Does Delta's West Coast shuttle make sense?

This week Delta announced they are launching a shuttle service on the west coast between Los Angeles (LAX) and San Francisco (SFO).   But a shuttle between these cities is nothing new, as a matter of fact it's been tried a number of times with the most aggressive being Shuttle by United which operated flights every 15 minutes between the two cities during the 90s on a mix of 737-300s and 737-500s. 

However, rather quickly, United learned how bad of an idea it was to run these flights.   Rarely were these flights on time, every time I flew these flights we would fly at less than 24,000 feet to minimize flight time (at the expense of fuel burn, but fuel was cheap back then), and coming out of SFO would always mean an extended hold on the tarmac waiting for a slot to take off.  Coming out of LAX was worse given the weather fluctuations that SFO experiences, it was a crap shoot.   To highlight how bad the operation would back up, it was a fairly regular occurence to see a 747-400 fly this route as much as a few times a day to play catch-up for all the delays and cancelations.  

Furthermore, there is a lot of competition from Southwest in this market.  For travelers who travel mostly within California, Southwest dominates (I still have yet to understand why).  But Delta also faces stiff competition from both United and American and United tends to dominate and protect its west coast markets. 

Let's also not forget that Delta abandoned LAX once as a hub and a lot of people who were loyal to Delta back then are still soured by that whole experience and make no secret about it.  LAX wasn't the only airport Delta did this to so they have a track record in the department.  

Lastly, LAX is a royal pain to deal with.  United and Southwest are able to drive a lot of connecting traffic through LAX as they have the feed, Delta doesn't currently use LAX as a big routing hub, so unles that changes, these flights won't be very full.   Additionally, United and Southwest both have operations at Orance County, Burbank, and Ontario that feed into SFO, giving travelers a lot more options and the ability to avoid LAX.

In my opinion, I doub this will last for the long haul, but it will be interesting to see how this fairs over time, but it's obvious the Delta Dartboard is running out of space.


Furthermore, there is a lot of competition from Southwest in this market. For travelers who travel mostly within California, Southwest dominates (I still have yet to understand why).

In my brother's case, it is because walk-ups are half the price and the whole process of changing tickets without change fees is much easier for him. Furthermore, no elite status when he's just flying up to the Bay Area from LA every other week, but with Southwest Business Select he'll get priority boarding and a free drink onboard.

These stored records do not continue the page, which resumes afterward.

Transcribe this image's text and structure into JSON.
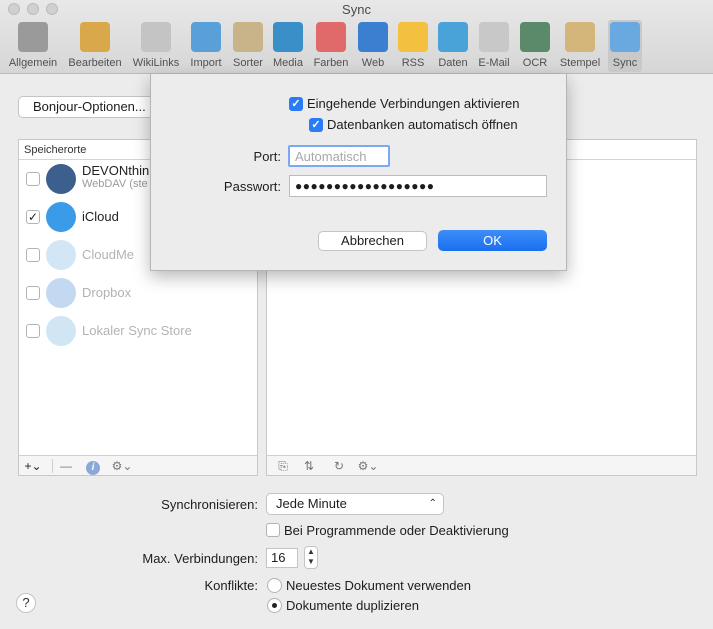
{
  "window": {
    "title": "Sync"
  },
  "toolbar": {
    "items": [
      {
        "label": "Allgemein",
        "icon": "switch-icon",
        "color": "#9a9a9a"
      },
      {
        "label": "Bearbeiten",
        "icon": "pencils-icon",
        "color": "#d9a84a"
      },
      {
        "label": "WikiLinks",
        "icon": "puzzle-icon",
        "color": "#c4c4c4"
      },
      {
        "label": "Import",
        "icon": "import-tray-icon",
        "color": "#5aa0d8"
      },
      {
        "label": "Sorter",
        "icon": "sorter-icon",
        "color": "#c9b48a"
      },
      {
        "label": "Media",
        "icon": "media-icon",
        "color": "#3a8fc8"
      },
      {
        "label": "Farben",
        "icon": "color-swatches-icon",
        "color": "#e06a6a"
      },
      {
        "label": "Web",
        "icon": "globe-icon",
        "color": "#3b7fd0"
      },
      {
        "label": "RSS",
        "icon": "rss-icon",
        "color": "#f3c040"
      },
      {
        "label": "Daten",
        "icon": "data-sheet-icon",
        "color": "#4aa3d8"
      },
      {
        "label": "E-Mail",
        "icon": "envelope-icon",
        "color": "#c8c8c8"
      },
      {
        "label": "OCR",
        "icon": "ocr-icon",
        "color": "#5a8a6a"
      },
      {
        "label": "Stempel",
        "icon": "stamp-icon",
        "color": "#d4b57a"
      },
      {
        "label": "Sync",
        "icon": "cloud-sync-icon",
        "color": "#6aa8e0"
      }
    ]
  },
  "main": {
    "bonjour_button": "Bonjour-Optionen...",
    "locations_header": "Speicherorte",
    "locations": [
      {
        "name": "DEVONthink",
        "subtitle": "WebDAV (ste",
        "checked": false,
        "dim": false,
        "icon": "devonthink-globe-icon"
      },
      {
        "name": "iCloud",
        "checked": true,
        "dim": false,
        "icon": "icloud-icon"
      },
      {
        "name": "CloudMe",
        "checked": false,
        "dim": true,
        "icon": "cloudme-icon"
      },
      {
        "name": "Dropbox",
        "checked": false,
        "dim": true,
        "icon": "dropbox-icon"
      },
      {
        "name": "Lokaler Sync Store",
        "checked": false,
        "dim": true,
        "icon": "local-store-icon"
      }
    ],
    "check_mark": "✓",
    "footer_add": "+⌄"
  },
  "settings": {
    "sync_label": "Synchronisieren:",
    "sync_value": "Jede Minute",
    "on_quit_label": "Bei Programmende oder Deaktivierung",
    "max_conn_label": "Max. Verbindungen:",
    "max_conn_value": "16",
    "conflicts_label": "Konflikte:",
    "conflict_options": [
      "Neuestes Dokument verwenden",
      "Dokumente duplizieren"
    ],
    "conflict_selected": 1
  },
  "dialog": {
    "incoming_label": "Eingehende Verbindungen aktivieren",
    "auto_open_label": "Datenbanken automatisch öffnen",
    "port_label": "Port:",
    "port_placeholder": "Automatisch",
    "password_label": "Passwort:",
    "password_value": "●●●●●●●●●●●●●●●●●●",
    "cancel_button": "Abbrechen",
    "ok_button": "OK"
  },
  "help_label": "?"
}
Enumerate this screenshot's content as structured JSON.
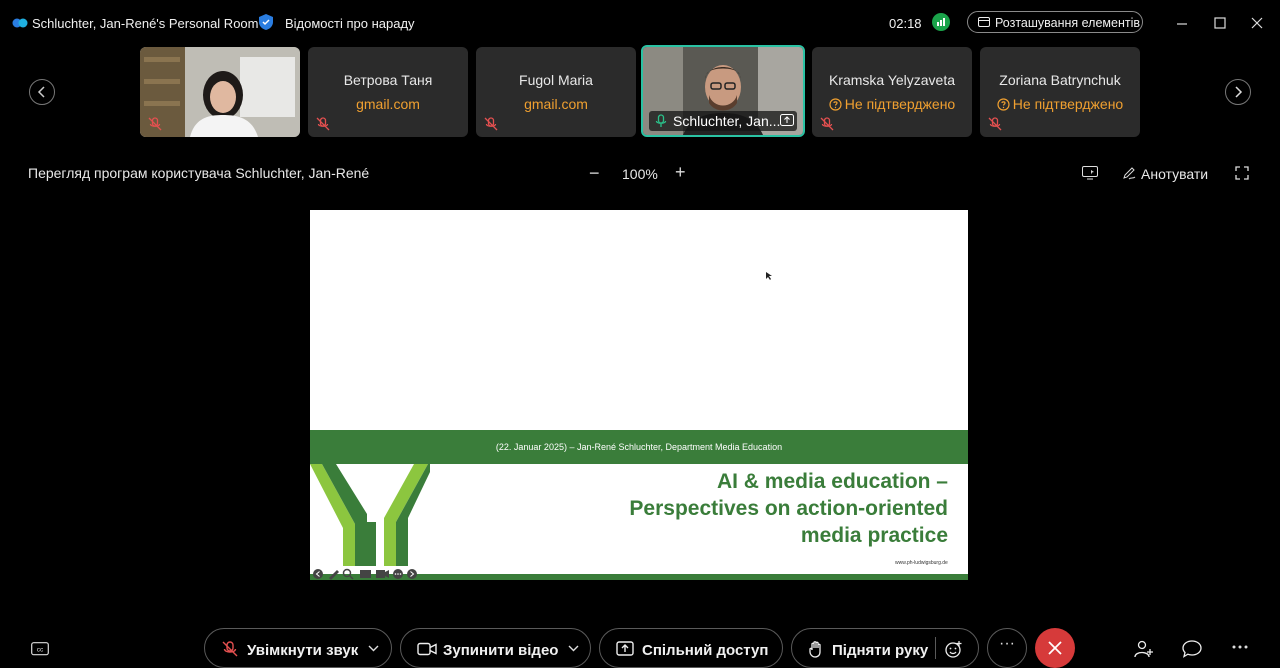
{
  "titlebar": {
    "room_title": "Schluchter, Jan-René's Personal Room",
    "meeting_info": "Відомості про нараду",
    "timer": "02:18",
    "layout_button": "Розташування елементів"
  },
  "participants": [
    {
      "name": "",
      "sub": "",
      "video": true
    },
    {
      "name": "Ветрова Таня",
      "sub": "gmail.com"
    },
    {
      "name": "Fugol Maria",
      "sub": "gmail.com"
    },
    {
      "name": "Schluchter, Jan...",
      "sub": "",
      "video": true,
      "active": true
    },
    {
      "name": "Kramska Yelyzaveta",
      "sub": "Не підтверджено"
    },
    {
      "name": "Zoriana Batrynchuk",
      "sub": "Не підтверджено"
    }
  ],
  "share": {
    "title": "Перегляд програм користувача Schluchter, Jan-René",
    "zoom_minus": "−",
    "zoom": "100%",
    "zoom_plus": "+",
    "annotate": "Анотувати"
  },
  "slide": {
    "bar_text": "(22. Januar 2025) – Jan-René Schluchter, Department Media Education",
    "heading_line1": "AI & media education –",
    "heading_line2": "Perspectives on action-oriented",
    "heading_line3": "media practice",
    "url": "www.ph-ludwigsburg.de"
  },
  "controls": {
    "unmute": "Увімкнути звук",
    "stop_video": "Зупинити відео",
    "share": "Спільний доступ",
    "raise_hand": "Підняти руку",
    "more": "···"
  },
  "colors": {
    "accent": "#2ac2a3",
    "warning": "#f0a030",
    "slide_green": "#3a7d3a",
    "end_call": "#d63a3a"
  }
}
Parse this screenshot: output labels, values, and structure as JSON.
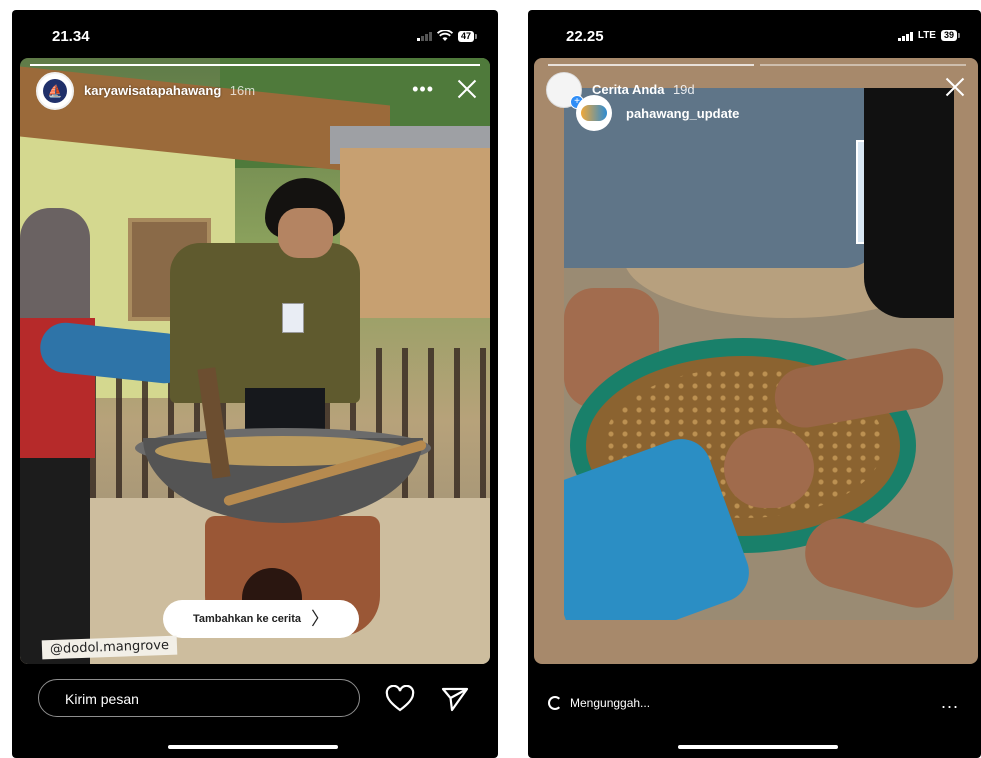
{
  "left_phone": {
    "status": {
      "time": "21.34",
      "battery": "47"
    },
    "story": {
      "username": "karyawisatapahawang",
      "time_ago": "16m",
      "add_to_story_label": "Tambahkan ke cerita",
      "mention_sticker": "@dodol.mangrove"
    },
    "bottom": {
      "message_placeholder": "Kirim pesan"
    }
  },
  "right_phone": {
    "status": {
      "time": "22.25",
      "network": "LTE",
      "battery": "39"
    },
    "story": {
      "username": "Cerita Anda",
      "time_ago": "19d",
      "reposted_account": "pahawang_update"
    },
    "bottom": {
      "upload_status": "Mengunggah...",
      "more_label": "..."
    }
  },
  "icons": {
    "signal": "cellular-signal-icon",
    "wifi": "wifi-icon",
    "battery": "battery-icon",
    "more": "more-dots-icon",
    "close": "close-icon",
    "chevron": "chevron-right-icon",
    "heart": "heart-icon",
    "send": "send-icon",
    "spinner": "loading-spinner-icon"
  }
}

I tell him to use UA to save miles for our adventures in three-cabin F, but a r/t every other week is under 20K RDMs/EQMs each year (unless he buys Y or B, which are much pricier than Southwest).

James S. August 5, 2013 at 12:43 pm


You must not live in LA?

I fly United frequently and have hardly experienced delays flying into SFO. Flights are always pretty full. I'm happy for Delta... but really happy now that pricing will be even more competitive...

Amol (@PointsToPointB) August 6, 2013 at 03:19 pm

Southwest is popular in CA because try fly almost every city pair possible. Want to fly Burbank to San Jose and not deal with a CRJ? Done.

Fozz August 8, 2013 at 11:53 am

@Matthew: You're spot on with the convenience that Southwest brings that the legacies don't. The intra-California market is hard, a lot have tried it and very few have been able to survive (even Alaska has pretty much abandoned a lot of the intra-CA routes they once did).

@James: Not anymore, but I did spend a solid 18 months living in Pasadena. These days the delays aren't bad, but my points was that as they start stuffing more flights on that route (as they once used to do), the delays will add up very quickly and impact everyone.

@Amol: The full jets is a big deal as well, that combined with the flexibility it brings, makes it hard to beat for someone who is just traveling within California.

Alan August 16, 2014 at 12:00 am

Flights into and out of SFO are problematic in regard to delays (weather and the continual construction). Therefore OAK is the best option and not that much further in regard to time it takes to get there from downtown (and BART is an option for the AM / PM peak traffic congestion times.) At OAK you are limited. especially since UAL abandoned OAK (I was on the last flight which came in from Denver - there were several tears shed by the UAL staff as they had a minor celebration.) Southwest has the best schedule and frequency and if you get it down it's not bad, of course A-list plus status / business select helps. Also I have found Southwest much more transparent about delays and they have multiple flights that are rebooking options - at least in OAK, SNA and LAX. The downside for those flying into OAK is the long shuttle to the car rentals. Based in the Bay Area, I prefer BUR for most L.A. trips (unfortunately they just changed one of the great attributes of that airport - they just moved the rental cars out a country mile, they used to be right next to the terminal. It is walkable but a long hike.) If you want to stay with SFO - Jet Blue to LGB is a good way to go as is Virgin America to LAX. All that said I do miss the Alaska flights from OAK- Alaska went back to hub and spoke based in SEA and PDX and eliminated the direct inner CA flights a few years ago.